• readelf: --decompress decompresses a compressed section
• gdb
• decompress compressed debug sections in executables, shared objects, separate debug files, and .dwo files. Feature request
• MiniDebugInfo section .gnu_debugdata is compressed with xz. zstd feature request
• GCC: -gz=zstd feature request
• llvm-project: all implemented as of 2022-09 (milestone: 16.0.0). The default LLVM_ENABLE_ZSTD=on needs a CMake config file to take effects.
• Clang: compress .o and (if split DWARF is enabled) .dwo with level 5
• llvm-objcopy: --decompress-debug-sections and --compress-debug-sections=zstd (level 5). Implemented in D130458 (ELFCLASS64) and D134385 (ELFCLASS32)
• ld.lld: decompress ELFCOMPRESS_ZSTD input sections (D129406) and compress output debug sections with level 3 (D133548, D133679)
• llvm-dwarfdump: use LLVMObject API to decompress ELFCOMPRESS_ZSTD input sections (D134116)
• llvm-dwp: use LLVMObject API
• llvm-symbolizer: use LLVMObject API
• lldb: use LLVMObject API
• elfutils: feature request
• mold: implemented in 2022-09

Other languages:

Other utilities:

• bloaty: its -d compileunits parses DWARF. Feature request
• dwz

On the llvm-project side, there was a lot of debate on how the API should look like. This week we (Cole Kissane, David Blaikie, I) reached an agreement that the free function style compression API was acceptable. I have pushed some changes and llvm-objcopy --compress-debug-sections=zstd, clang -gz=std, ld.lld --compress-debug-sections=zstd are available now.

ELFCOMPRESS_ZSTD (2) can be identified by the first 4 bytes. In a little-endian object file, it displays as 02000000.

If llvm-objcopy is built with zstd support, use --decompress-debug-sections to decompress an object file:

On the llvm-project side we should reach full feature readiness soon, after Cole's lldb patch is merged.

It would be nice that someone picks up the work items on the GNU side so that many Linux distributions can start investigating the adoption of zstd compressed debug sections.

## Appendix

Recently I have redone the experiment. I have a -DCMAKE_BUILD_TYPE=Debug -DLLVM_TARGETS_TO_BUILD=all build of trunk clang. The 3 largest DWARF v5 debug sections are .debug_info, .debug_str, and .debug_line.

ninja -t commands bin/clang dumps the compiler driver command which links the executable. Invoke the command with -fuse-ld=lld -Wl,--prproduce=/tmp/clang-debug.tar to get a tarball. Use llvm-objcopy --dump-section to extract a section.

I have tried brotli, bzip2, gzip, lz4, lzo, pigz, xz, zstd, and manually verified that zstd is the best considering compression speed, decompression speed, and compression ratio. Figuring out API for all these libraries will be inconvenient.

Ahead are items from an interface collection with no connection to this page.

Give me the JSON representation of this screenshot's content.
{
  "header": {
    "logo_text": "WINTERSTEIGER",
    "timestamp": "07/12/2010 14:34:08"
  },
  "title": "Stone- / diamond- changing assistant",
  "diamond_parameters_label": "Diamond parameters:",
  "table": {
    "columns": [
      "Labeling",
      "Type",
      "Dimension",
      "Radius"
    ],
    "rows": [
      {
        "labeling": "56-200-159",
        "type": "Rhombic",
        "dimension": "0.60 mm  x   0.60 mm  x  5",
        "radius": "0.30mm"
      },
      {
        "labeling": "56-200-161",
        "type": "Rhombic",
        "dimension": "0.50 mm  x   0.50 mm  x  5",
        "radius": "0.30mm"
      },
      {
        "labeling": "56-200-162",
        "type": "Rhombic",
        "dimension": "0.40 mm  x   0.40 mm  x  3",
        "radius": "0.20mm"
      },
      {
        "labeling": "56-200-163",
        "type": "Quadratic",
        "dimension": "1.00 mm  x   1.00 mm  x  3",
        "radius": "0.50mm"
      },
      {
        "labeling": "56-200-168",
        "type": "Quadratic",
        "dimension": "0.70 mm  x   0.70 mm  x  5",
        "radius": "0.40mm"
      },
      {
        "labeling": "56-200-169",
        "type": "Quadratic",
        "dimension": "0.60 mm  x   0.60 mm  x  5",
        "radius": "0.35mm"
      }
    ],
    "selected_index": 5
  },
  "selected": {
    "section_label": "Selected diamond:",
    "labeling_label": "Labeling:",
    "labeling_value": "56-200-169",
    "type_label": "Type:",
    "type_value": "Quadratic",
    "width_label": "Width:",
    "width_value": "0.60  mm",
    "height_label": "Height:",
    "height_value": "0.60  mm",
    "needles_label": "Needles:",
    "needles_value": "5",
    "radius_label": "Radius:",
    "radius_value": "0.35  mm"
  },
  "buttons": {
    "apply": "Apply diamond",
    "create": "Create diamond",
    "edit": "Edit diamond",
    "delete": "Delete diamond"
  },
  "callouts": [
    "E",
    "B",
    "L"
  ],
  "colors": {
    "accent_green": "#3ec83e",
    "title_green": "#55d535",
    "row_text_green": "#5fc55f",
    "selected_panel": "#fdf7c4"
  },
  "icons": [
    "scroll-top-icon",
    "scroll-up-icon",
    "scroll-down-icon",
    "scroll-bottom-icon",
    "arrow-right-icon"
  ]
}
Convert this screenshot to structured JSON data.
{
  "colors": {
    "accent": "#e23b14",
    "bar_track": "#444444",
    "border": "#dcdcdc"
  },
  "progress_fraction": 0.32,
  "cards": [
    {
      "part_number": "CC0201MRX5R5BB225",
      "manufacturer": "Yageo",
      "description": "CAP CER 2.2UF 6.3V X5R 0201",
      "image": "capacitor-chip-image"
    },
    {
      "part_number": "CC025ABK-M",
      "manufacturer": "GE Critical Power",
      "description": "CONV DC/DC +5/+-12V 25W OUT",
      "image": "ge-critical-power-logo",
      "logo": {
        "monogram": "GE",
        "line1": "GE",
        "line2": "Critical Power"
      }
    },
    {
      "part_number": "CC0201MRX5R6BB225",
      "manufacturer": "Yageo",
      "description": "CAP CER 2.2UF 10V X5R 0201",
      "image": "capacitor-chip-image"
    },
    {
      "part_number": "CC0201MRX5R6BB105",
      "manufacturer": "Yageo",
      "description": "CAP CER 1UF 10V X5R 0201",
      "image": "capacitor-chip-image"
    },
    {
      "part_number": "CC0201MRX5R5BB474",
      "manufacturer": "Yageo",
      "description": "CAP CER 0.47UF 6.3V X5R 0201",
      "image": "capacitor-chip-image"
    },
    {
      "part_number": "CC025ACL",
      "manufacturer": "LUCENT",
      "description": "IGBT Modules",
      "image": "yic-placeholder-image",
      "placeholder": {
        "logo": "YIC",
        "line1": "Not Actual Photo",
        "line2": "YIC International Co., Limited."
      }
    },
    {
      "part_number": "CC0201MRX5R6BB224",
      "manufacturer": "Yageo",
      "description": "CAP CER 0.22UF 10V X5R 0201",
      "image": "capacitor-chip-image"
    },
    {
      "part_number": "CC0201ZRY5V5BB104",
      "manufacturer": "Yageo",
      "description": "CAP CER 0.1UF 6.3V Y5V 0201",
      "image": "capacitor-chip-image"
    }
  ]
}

So I take a shortcut: install these compression utilities with the package manager and hope that they use similar compiler driver options and the comparison is relative fair.

Here are some results:

When compressing debug sections, zstd and brotli are significantly better than the other choices. zstd slightly outperforms brotli in compression speed and compression ratio while being much fast at decompression.

xz -3 has a great compression ratio (higher levels are too slow). zstd and brotli with higher levels are extremely slow and can hardly achieve the xz compression ratio, but their decompression speed may compensate for that.

zlib (used by pigz) and bzip2 look pretty bad.

For zstd, the built-in parallel compression support is a plus.